(RECORDS SUPPLIED begins)

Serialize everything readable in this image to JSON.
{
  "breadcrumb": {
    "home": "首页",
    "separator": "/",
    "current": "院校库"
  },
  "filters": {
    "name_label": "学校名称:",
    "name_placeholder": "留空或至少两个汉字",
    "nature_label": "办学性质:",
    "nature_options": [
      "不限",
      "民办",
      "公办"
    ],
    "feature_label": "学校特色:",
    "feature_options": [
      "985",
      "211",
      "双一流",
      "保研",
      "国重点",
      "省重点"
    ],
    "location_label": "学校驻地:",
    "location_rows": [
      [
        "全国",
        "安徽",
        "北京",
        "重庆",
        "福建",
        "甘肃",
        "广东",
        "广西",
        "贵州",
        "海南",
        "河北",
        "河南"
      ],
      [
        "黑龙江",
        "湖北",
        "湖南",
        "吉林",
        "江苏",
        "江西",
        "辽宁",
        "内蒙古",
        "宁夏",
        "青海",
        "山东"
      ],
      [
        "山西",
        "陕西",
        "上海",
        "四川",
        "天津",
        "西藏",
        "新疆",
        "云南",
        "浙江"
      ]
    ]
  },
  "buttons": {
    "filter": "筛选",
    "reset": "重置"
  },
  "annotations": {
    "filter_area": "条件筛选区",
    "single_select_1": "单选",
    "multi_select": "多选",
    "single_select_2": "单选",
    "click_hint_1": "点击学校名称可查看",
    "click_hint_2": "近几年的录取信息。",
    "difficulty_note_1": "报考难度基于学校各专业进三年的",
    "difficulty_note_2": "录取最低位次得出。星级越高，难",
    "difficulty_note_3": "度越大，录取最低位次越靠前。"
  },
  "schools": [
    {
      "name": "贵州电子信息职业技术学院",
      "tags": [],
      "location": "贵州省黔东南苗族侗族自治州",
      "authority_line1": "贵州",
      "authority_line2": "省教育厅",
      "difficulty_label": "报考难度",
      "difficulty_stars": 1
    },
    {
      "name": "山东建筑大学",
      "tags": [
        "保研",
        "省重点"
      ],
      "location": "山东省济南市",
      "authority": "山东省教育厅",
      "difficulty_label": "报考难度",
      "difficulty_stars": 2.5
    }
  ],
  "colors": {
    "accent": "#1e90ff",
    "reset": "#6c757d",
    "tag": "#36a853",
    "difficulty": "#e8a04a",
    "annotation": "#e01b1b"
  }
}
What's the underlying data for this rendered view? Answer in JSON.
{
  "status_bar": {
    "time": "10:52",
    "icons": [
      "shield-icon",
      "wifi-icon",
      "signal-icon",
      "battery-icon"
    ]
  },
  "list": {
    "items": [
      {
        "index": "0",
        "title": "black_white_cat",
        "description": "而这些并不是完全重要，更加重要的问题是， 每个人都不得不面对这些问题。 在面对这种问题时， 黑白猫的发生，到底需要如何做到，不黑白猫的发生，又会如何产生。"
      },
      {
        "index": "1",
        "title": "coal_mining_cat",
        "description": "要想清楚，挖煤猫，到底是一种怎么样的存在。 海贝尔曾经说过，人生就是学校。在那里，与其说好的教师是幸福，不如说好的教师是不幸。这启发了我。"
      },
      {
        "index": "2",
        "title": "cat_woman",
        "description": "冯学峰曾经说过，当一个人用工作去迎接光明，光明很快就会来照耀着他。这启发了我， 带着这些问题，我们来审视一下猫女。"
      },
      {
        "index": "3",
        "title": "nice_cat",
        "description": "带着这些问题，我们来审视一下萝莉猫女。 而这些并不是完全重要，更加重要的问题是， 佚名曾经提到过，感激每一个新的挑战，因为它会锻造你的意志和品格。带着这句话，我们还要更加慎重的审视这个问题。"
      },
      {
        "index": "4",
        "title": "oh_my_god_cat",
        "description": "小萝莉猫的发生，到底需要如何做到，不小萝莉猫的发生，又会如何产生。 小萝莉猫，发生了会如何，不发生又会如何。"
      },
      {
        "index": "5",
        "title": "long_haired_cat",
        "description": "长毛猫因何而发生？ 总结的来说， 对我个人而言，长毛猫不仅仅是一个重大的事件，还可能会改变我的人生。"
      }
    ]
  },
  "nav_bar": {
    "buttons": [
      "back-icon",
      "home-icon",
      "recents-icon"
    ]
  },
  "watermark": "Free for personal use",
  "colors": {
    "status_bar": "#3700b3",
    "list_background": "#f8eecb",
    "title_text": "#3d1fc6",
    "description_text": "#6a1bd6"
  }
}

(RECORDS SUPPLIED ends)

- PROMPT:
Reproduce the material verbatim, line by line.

- EXERCISE SOLUTION:
Serialize everything readable in this image to JSON.
{
  "breadcrumb": {
    "home": "首页",
    "separator": "/",
    "current": "院校库"
  },
  "filters": {
    "name_label": "学校名称:",
    "name_placeholder": "留空或至少两个汉字",
    "nature_label": "办学性质:",
    "nature_options": [
      "不限",
      "民办",
      "公办"
    ],
    "feature_label": "学校特色:",
    "feature_options": [
      "985",
      "211",
      "双一流",
      "保研",
      "国重点",
      "省重点"
    ],
    "location_label": "学校驻地:",
    "location_rows": [
      [
        "全国",
        "安徽",
        "北京",
        "重庆",
        "福建",
        "甘肃",
        "广东",
        "广西",
        "贵州",
        "海南",
        "河北",
        "河南"
      ],
      [
        "黑龙江",
        "湖北",
        "湖南",
        "吉林",
        "江苏",
        "江西",
        "辽宁",
        "内蒙古",
        "宁夏",
        "青海",
        "山东"
      ],
      [
        "山西",
        "陕西",
        "上海",
        "四川",
        "天津",
        "西藏",
        "新疆",
        "云南",
        "浙江"
      ]
    ]
  },
  "buttons": {
    "filter": "筛选",
    "reset": "重置"
  },
  "annotations": {
    "filter_area": "条件筛选区",
    "single_select_1": "单选",
    "multi_select": "多选",
    "single_select_2": "单选",
    "click_hint_1": "点击学校名称可查看",
    "click_hint_2": "近几年的录取信息。",
    "difficulty_note_1": "报考难度基于学校各专业进三年的",
    "difficulty_note_2": "录取最低位次得出。星级越高，难",
    "difficulty_note_3": "度越大，录取最低位次越靠前。"
  },
  "schools": [
    {
      "name": "贵州电子信息职业技术学院",
      "tags": [],
      "location": "贵州省黔东南苗族侗族自治州",
      "authority_line1": "贵州",
      "authority_line2": "省教育厅",
      "difficulty_label": "报考难度",
      "difficulty_stars": 1
    },
    {
      "name": "山东建筑大学",
      "tags": [
        "保研",
        "省重点"
      ],
      "location": "山东省济南市",
      "authority": "山东省教育厅",
      "difficulty_label": "报考难度",
      "difficulty_stars": 2.5
    }
  ],
  "colors": {
    "accent": "#1e90ff",
    "reset": "#6c757d",
    "tag": "#36a853",
    "difficulty": "#e8a04a",
    "annotation": "#e01b1b"
  }
}
What's the underlying data for this rendered view? Answer in JSON.
{
  "status_bar": {
    "time": "10:52",
    "icons": [
      "shield-icon",
      "wifi-icon",
      "signal-icon",
      "battery-icon"
    ]
  },
  "list": {
    "items": [
      {
        "index": "0",
        "title": "black_white_cat",
        "description": "而这些并不是完全重要，更加重要的问题是， 每个人都不得不面对这些问题。 在面对这种问题时， 黑白猫的发生，到底需要如何做到，不黑白猫的发生，又会如何产生。"
      },
      {
        "index": "1",
        "title": "coal_mining_cat",
        "description": "要想清楚，挖煤猫，到底是一种怎么样的存在。 海贝尔曾经说过，人生就是学校。在那里，与其说好的教师是幸福，不如说好的教师是不幸。这启发了我。"
      },
      {
        "index": "2",
        "title": "cat_woman",
        "description": "冯学峰曾经说过，当一个人用工作去迎接光明，光明很快就会来照耀着他。这启发了我， 带着这些问题，我们来审视一下猫女。"
      },
      {
        "index": "3",
        "title": "nice_cat",
        "description": "带着这些问题，我们来审视一下萝莉猫女。 而这些并不是完全重要，更加重要的问题是， 佚名曾经提到过，感激每一个新的挑战，因为它会锻造你的意志和品格。带着这句话，我们还要更加慎重的审视这个问题。"
      },
      {
        "index": "4",
        "title": "oh_my_god_cat",
        "description": "小萝莉猫的发生，到底需要如何做到，不小萝莉猫的发生，又会如何产生。 小萝莉猫，发生了会如何，不发生又会如何。"
      },
      {
        "index": "5",
        "title": "long_haired_cat",
        "description": "长毛猫因何而发生？ 总结的来说， 对我个人而言，长毛猫不仅仅是一个重大的事件，还可能会改变我的人生。"
      }
    ]
  },
  "nav_bar": {
    "buttons": [
      "back-icon",
      "home-icon",
      "recents-icon"
    ]
  },
  "watermark": "Free for personal use",
  "colors": {
    "status_bar": "#3700b3",
    "list_background": "#f8eecb",
    "title_text": "#3d1fc6",
    "description_text": "#6a1bd6"
  }
}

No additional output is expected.